**Exercise objective:** Pick out each line of the records that includes the string "strap", and copy it.
********************
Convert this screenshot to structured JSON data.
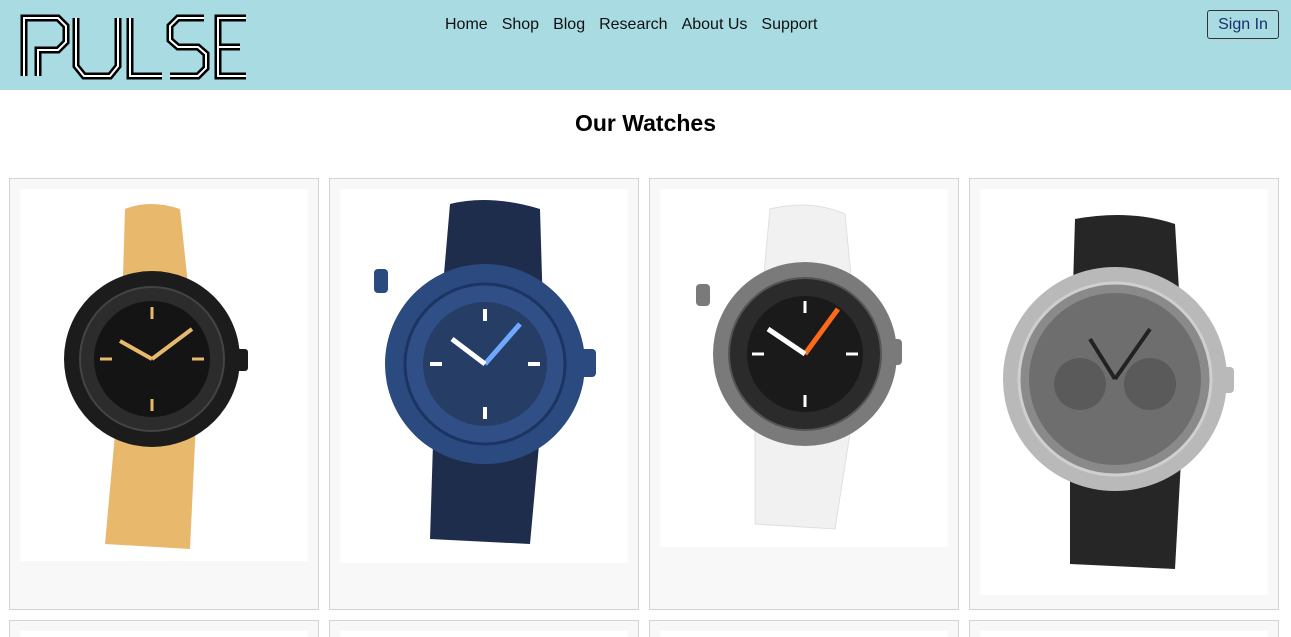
{
  "header": {
    "logo_text": "PULSE",
    "nav": [
      "Home",
      "Shop",
      "Blog",
      "Research",
      "About Us",
      "Support"
    ],
    "signin_label": "Sign In"
  },
  "main": {
    "title": "Our Watches",
    "products": [
      {
        "strap": "#e8b86d",
        "case": "#1c1c1c",
        "dial": "#141414",
        "accent": "#e8b86d"
      },
      {
        "strap": "#1f2d4d",
        "case": "#2b4a80",
        "dial": "#263d66",
        "accent": "#ffffff"
      },
      {
        "strap": "#f1f1f1",
        "case": "#7a7a7a",
        "dial": "#1a1a1a",
        "accent": "#ff6a1a"
      },
      {
        "strap": "#262626",
        "case": "#b9b9b9",
        "dial": "#6e6e6e",
        "accent": "#d8c79a"
      }
    ]
  },
  "colors": {
    "header_bg": "#a8dbe2",
    "card_bg": "#f8f8f8",
    "signin_text": "#1a2f6b"
  }
}
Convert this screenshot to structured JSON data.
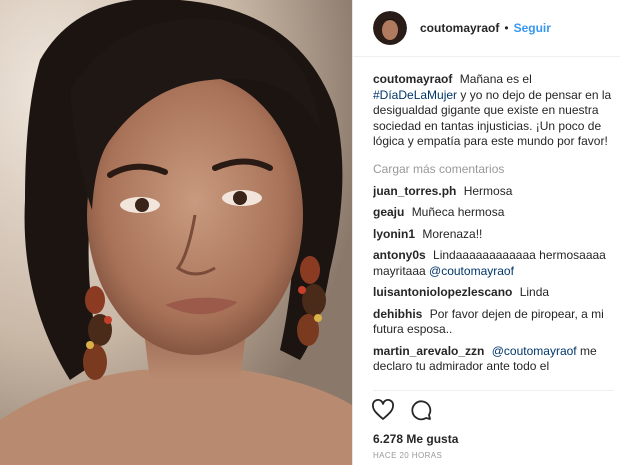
{
  "header": {
    "username": "coutomayraof",
    "separator": "•",
    "follow_label": "Seguir"
  },
  "caption": {
    "username": "coutomayraof",
    "text_before": "Mañana es el",
    "hashtag": "#DíaDeLaMujer",
    "text_after": "y yo no dejo de pensar en la desigualdad gigante que existe en nuestra sociedad en tantas injusticias. ¡Un poco de lógica y empatía para este mundo por favor!"
  },
  "load_more_label": "Cargar más comentarios",
  "comments": [
    {
      "username": "juan_torres.ph",
      "text": "Hermosa"
    },
    {
      "username": "geaju",
      "text": "Muñeca hermosa"
    },
    {
      "username": "lyonin1",
      "text": "Morenaza!!"
    },
    {
      "username": "antony0s",
      "text": "Lindaaaaaaaaaaaa hermosaaaa mayritaaa",
      "mention": "@coutomayraof"
    },
    {
      "username": "luisantoniolopezlescano",
      "text": "Linda"
    },
    {
      "username": "dehibhis",
      "text": "Por favor dejen de piropear, a mi futura esposa.."
    },
    {
      "username": "martin_arevalo_zzn",
      "mention": "@coutomayraof",
      "text": "me declaro tu admirador ante todo el"
    }
  ],
  "icons": {
    "like": "heart-icon",
    "comment": "comment-bubble-icon"
  },
  "likes_label": "6.278 Me gusta",
  "timestamp": "HACE 20 HORAS",
  "colors": {
    "link": "#3897f0",
    "hashtag": "#003569",
    "muted": "#999999"
  }
}
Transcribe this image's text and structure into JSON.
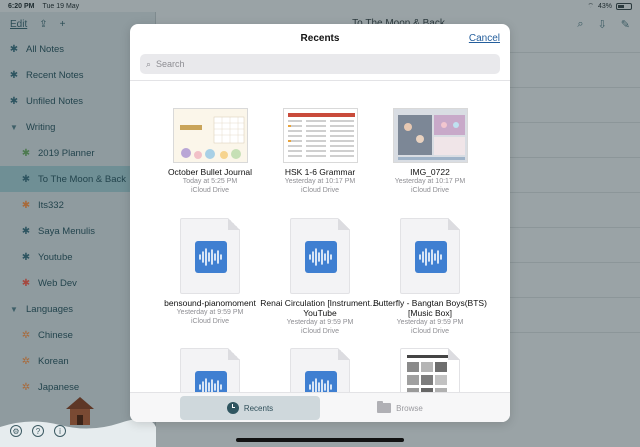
{
  "status_bar": {
    "time": "6:20 PM",
    "date": "Tue 19 May",
    "battery": "43%",
    "battery_level": 0.43
  },
  "sidebar": {
    "edit_label": "Edit",
    "items": [
      {
        "label": "All Notes",
        "icon": "asterisk-icon"
      },
      {
        "label": "Recent Notes",
        "icon": "asterisk-icon"
      },
      {
        "label": "Unfiled Notes",
        "icon": "asterisk-icon"
      },
      {
        "label": "Writing",
        "icon": "disclosure-caret-icon"
      },
      {
        "label": "2019 Planner",
        "icon": "asterisk-icon"
      },
      {
        "label": "To The Moon & Back",
        "icon": "asterisk-icon"
      },
      {
        "label": "Its332",
        "icon": "asterisk-icon"
      },
      {
        "label": "Saya Menulis",
        "icon": "asterisk-icon"
      },
      {
        "label": "Youtube",
        "icon": "asterisk-icon"
      },
      {
        "label": "Web Dev",
        "icon": "asterisk-icon"
      },
      {
        "label": "Languages",
        "icon": "disclosure-caret-icon"
      },
      {
        "label": "Chinese",
        "icon": "gear-icon"
      },
      {
        "label": "Korean",
        "icon": "gear-icon"
      },
      {
        "label": "Japanese",
        "icon": "gear-icon"
      }
    ]
  },
  "main": {
    "title": "To The Moon & Back"
  },
  "modal": {
    "title": "Recents",
    "cancel_label": "Cancel",
    "search_placeholder": "Search",
    "files": [
      {
        "name": "October Bullet Journal",
        "meta1": "Today at 5:25 PM",
        "meta2": "iCloud Drive",
        "kind": "image"
      },
      {
        "name": "HSK 1-6 Grammar",
        "meta1": "Yesterday at 10:17 PM",
        "meta2": "iCloud Drive",
        "kind": "image"
      },
      {
        "name": "IMG_0722",
        "meta1": "Yesterday at 10:17 PM",
        "meta2": "iCloud Drive",
        "kind": "image"
      },
      {
        "name": "bensound-pianomoment",
        "meta1": "Yesterday at 9:59 PM",
        "meta2": "iCloud Drive",
        "kind": "audio"
      },
      {
        "name": "Renai Circulation [Instrument...- YouTube",
        "meta1": "Yesterday at 9:59 PM",
        "meta2": "iCloud Drive",
        "kind": "audio"
      },
      {
        "name": "Butterfly - Bangtan Boys(BTS) [Music Box]",
        "meta1": "Yesterday at 9:59 PM",
        "meta2": "iCloud Drive",
        "kind": "audio"
      },
      {
        "kind": "audio"
      },
      {
        "kind": "audio"
      },
      {
        "kind": "image"
      }
    ],
    "tabs": {
      "recents": "Recents",
      "browse": "Browse"
    }
  },
  "colors": {
    "accent": "#245e9c",
    "selected_row": "#6f8f95",
    "audio_icon": "#3f7fd1"
  }
}
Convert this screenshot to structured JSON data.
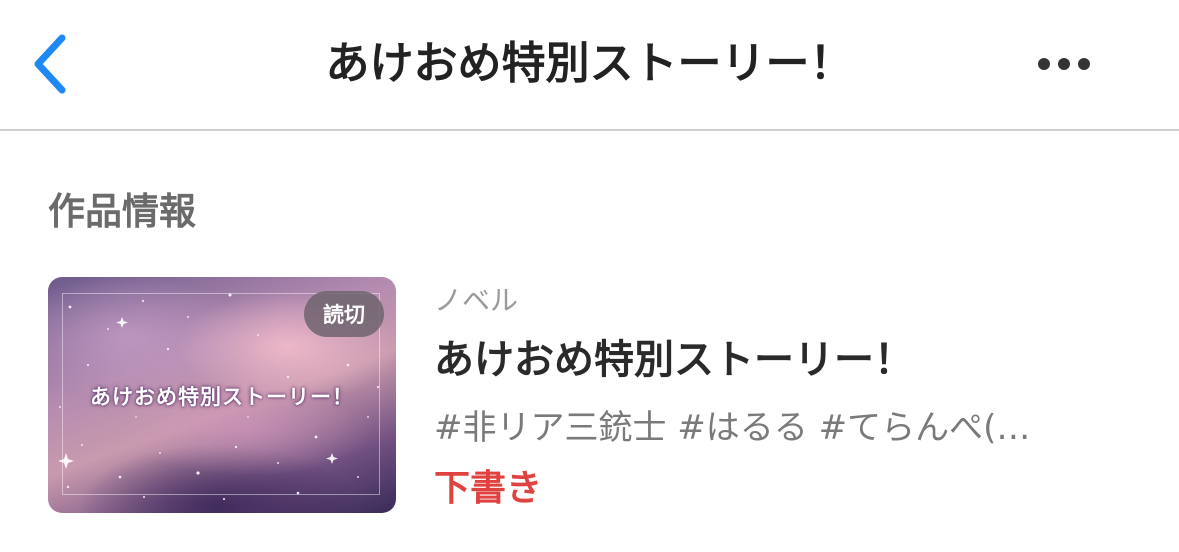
{
  "header": {
    "back_icon": "chevron-left-icon",
    "title": "あけおめ特別ストーリー！",
    "more_icon": "ellipsis-icon"
  },
  "section": {
    "heading": "作品情報"
  },
  "work": {
    "cover_title": "あけおめ特別ストーリー！",
    "badge": "読切",
    "category": "ノベル",
    "title": "あけおめ特別ストーリー！",
    "tags": "#非リア三銃士 #はるる #てらんぺ(…",
    "status": "下書き"
  },
  "colors": {
    "accent_blue": "#1e88f5",
    "status_red": "#e0433f",
    "divider": "#cfcfcf"
  }
}
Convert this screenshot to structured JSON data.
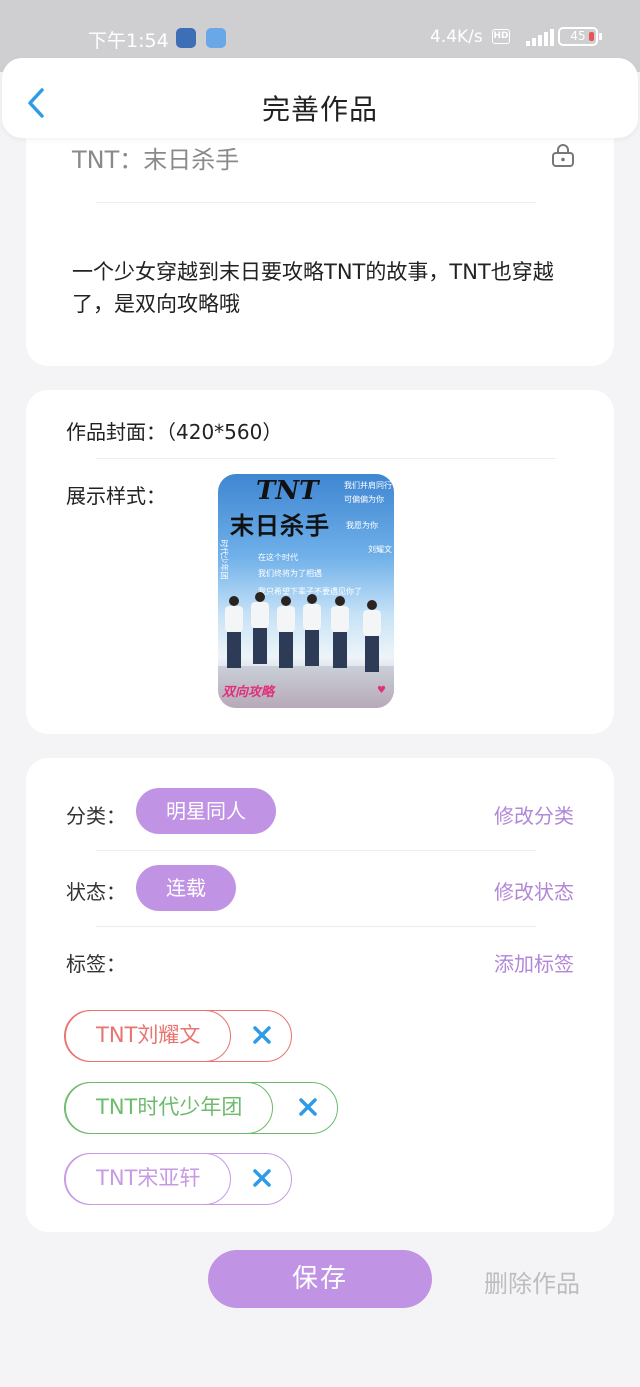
{
  "status_bar": {
    "time": "下午1:54",
    "net_speed": "4.4K/s",
    "hd": "HD",
    "battery": "45",
    "icons": [
      "app-icon-1",
      "app-icon-2",
      "signal-icon",
      "battery-icon"
    ]
  },
  "header": {
    "title": "完善作品",
    "back_icon": "chevron-left-icon"
  },
  "work": {
    "title": "TNT：末日杀手",
    "lock_icon": "lock-icon",
    "description": "一个少女穿越到末日要攻略TNT的故事，TNT也穿越了，是双向攻略哦"
  },
  "cover": {
    "label": "作品封面：（420*560）",
    "style_label": "展示样式：",
    "image": {
      "title_top": "TNT",
      "title_main": "末日杀手",
      "lines": [
        "我们并肩同行",
        "可偏偏为你",
        "我愿为你",
        "刘耀文",
        "在这个时代",
        "我们终将为了相遇",
        "我只希望下辈子不要遇见你了",
        "时代少年团"
      ],
      "bottom_text": "双向攻略"
    }
  },
  "classification": {
    "category_label": "分类：",
    "category_value": "明星同人",
    "category_action": "修改分类",
    "status_label": "状态：",
    "status_value": "连载",
    "status_action": "修改状态",
    "tags_label": "标签：",
    "tags_action": "添加标签",
    "tags": [
      {
        "text": "TNT刘耀文",
        "color": "#e8736f"
      },
      {
        "text": "TNT时代少年团",
        "color": "#6dbb6d"
      },
      {
        "text": "TNT宋亚轩",
        "color": "#c79ae6"
      }
    ],
    "remove_icon": "close-icon"
  },
  "footer": {
    "save_label": "保存",
    "delete_label": "删除作品"
  },
  "colors": {
    "accent": "#c093e4",
    "action_text": "#b287d8",
    "close_icon": "#2f9be6"
  }
}
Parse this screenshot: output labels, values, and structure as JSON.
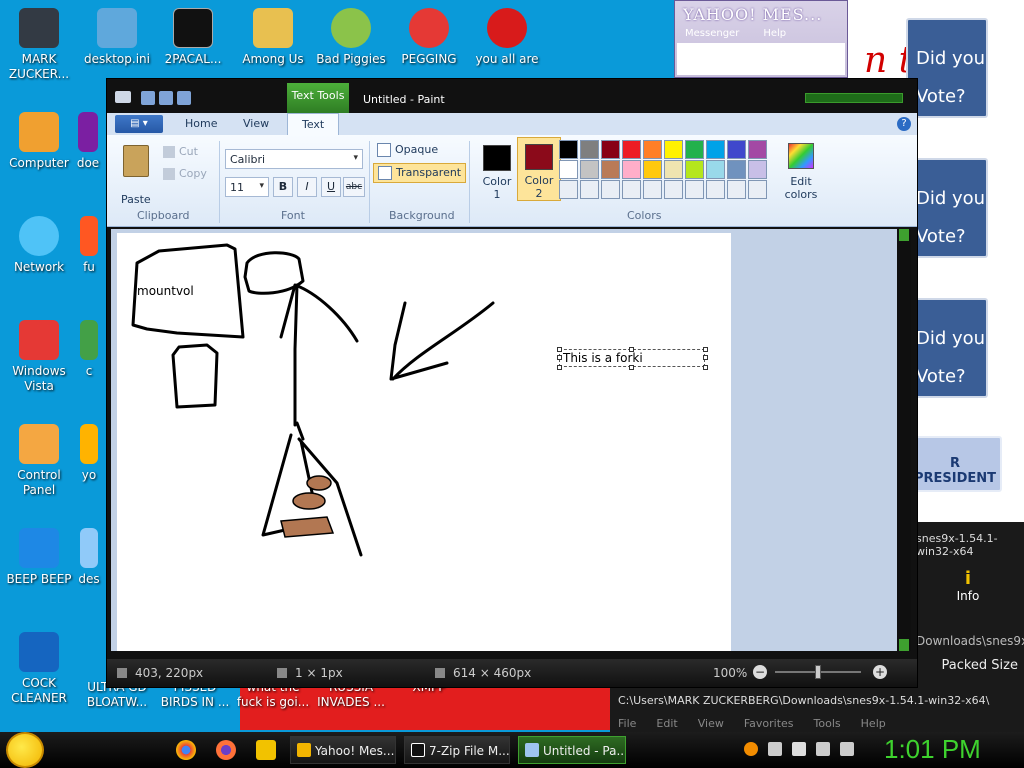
{
  "desktop": {
    "icons": [
      {
        "label": "MARK ZUCKER...",
        "color": "#333a44"
      },
      {
        "label": "desktop.ini",
        "color": "#5fa8dc"
      },
      {
        "label": "2PACAL...",
        "color": "#111111"
      },
      {
        "label": "Among Us",
        "color": "#e8c050"
      },
      {
        "label": "Bad Piggies",
        "color": "#8bc34a"
      },
      {
        "label": "PEGGING",
        "color": "#e53935"
      },
      {
        "label": "you all are",
        "color": "#d81b1b"
      },
      {
        "label": "Computer",
        "color": "#f0a030"
      },
      {
        "label": "Network",
        "color": "#4fc3f7"
      },
      {
        "label": "Windows Vista",
        "color": "#e53935"
      },
      {
        "label": "Control Panel",
        "color": "#f4a742"
      },
      {
        "label": "BEEP BEEP",
        "color": "#1e88e5"
      },
      {
        "label": "COCK CLEANER",
        "color": "#1565c0"
      },
      {
        "label": "ULTRA GD BLOATW...",
        "color": "#e21e1e"
      },
      {
        "label": "PISSED BIRDS IN ...",
        "color": "#e21e1e"
      },
      {
        "label": "what the fuck is goi...",
        "color": "#e21e1e"
      },
      {
        "label": "RUSSIA INVADES ...",
        "color": "#e21e1e"
      },
      {
        "label": "XMPP",
        "color": "#e21e1e"
      }
    ],
    "partial_labels": {
      "doe": "doe",
      "fu": "fu",
      "c": "c",
      "yo": "yo",
      "des": "des"
    }
  },
  "yahoo_window": {
    "title": "YAHOO! MES...",
    "menu": [
      "Messenger",
      "Help"
    ]
  },
  "vote_ads": {
    "cards": [
      {
        "line1": "Did you",
        "line2": "Vote?"
      },
      {
        "line1": "Did you",
        "line2": "Vote?"
      },
      {
        "line1": "Did you",
        "line2": "Vote?"
      }
    ],
    "president": "R PRESIDENT",
    "red_text": "n t"
  },
  "zip_window": {
    "title_path_short": "snes9x-1.54.1-win32-x64",
    "info_label": "Info",
    "path": "Downloads\\snes9x-",
    "packed_size_label": "Packed Size",
    "path_full": "C:\\Users\\MARK ZUCKERBERG\\Downloads\\snes9x-1.54.1-win32-x64\\",
    "menu": [
      "File",
      "Edit",
      "View",
      "Favorites",
      "Tools",
      "Help"
    ]
  },
  "paint": {
    "window_title": "Untitled - Paint",
    "context_tab": "Text Tools",
    "tabs": {
      "home": "Home",
      "view": "View",
      "text": "Text"
    },
    "clipboard": {
      "paste": "Paste",
      "cut": "Cut",
      "copy": "Copy",
      "group": "Clipboard"
    },
    "font": {
      "family": "Calibri",
      "size": "11",
      "bold": "B",
      "italic": "I",
      "underline": "U",
      "strike": "abc",
      "group": "Font"
    },
    "background": {
      "opaque": "Opaque",
      "transparent": "Transparent",
      "group": "Background"
    },
    "colors": {
      "color1_line1": "Color",
      "color1_line2": "1",
      "color1_value": "#000000",
      "color2_line1": "Color",
      "color2_line2": "2",
      "color2_value": "#8b0a1a",
      "edit_line1": "Edit",
      "edit_line2": "colors",
      "group": "Colors",
      "palette": [
        "#000000",
        "#7f7f7f",
        "#880015",
        "#ed1c24",
        "#ff7f27",
        "#fff200",
        "#22b14c",
        "#00a2e8",
        "#3f48cc",
        "#a349a4",
        "#ffffff",
        "#c3c3c3",
        "#b97a57",
        "#ffaec9",
        "#ffc90e",
        "#efe4b0",
        "#b5e61d",
        "#99d9ea",
        "#7092be",
        "#c8bfe7",
        "#e9eef5",
        "#e9eef5",
        "#e9eef5",
        "#e9eef5",
        "#e9eef5",
        "#e9eef5",
        "#e9eef5",
        "#e9eef5",
        "#e9eef5",
        "#e9eef5"
      ]
    },
    "canvas": {
      "label_text": "mountvol",
      "textbox_text": "This is a forki"
    },
    "status": {
      "cursor": "403, 220px",
      "selection": "1 × 1px",
      "size": "614 × 460px",
      "zoom": "100%",
      "minus": "−",
      "plus": "+"
    }
  },
  "taskbar": {
    "buttons": [
      {
        "label": "Yahoo! Mes...",
        "color": "#f2b400"
      },
      {
        "label": "7-Zip File M...",
        "color": "#111111"
      },
      {
        "label": "Untitled - Pa...",
        "color": "#9ec4f0"
      }
    ],
    "clock": "1:01 PM"
  }
}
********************
**Exercise response:**
        "strap": "#e8b86d",
        "strap": "#1f2d4d",
        "strap": "#f1f1f1",
        "strap": "#262626",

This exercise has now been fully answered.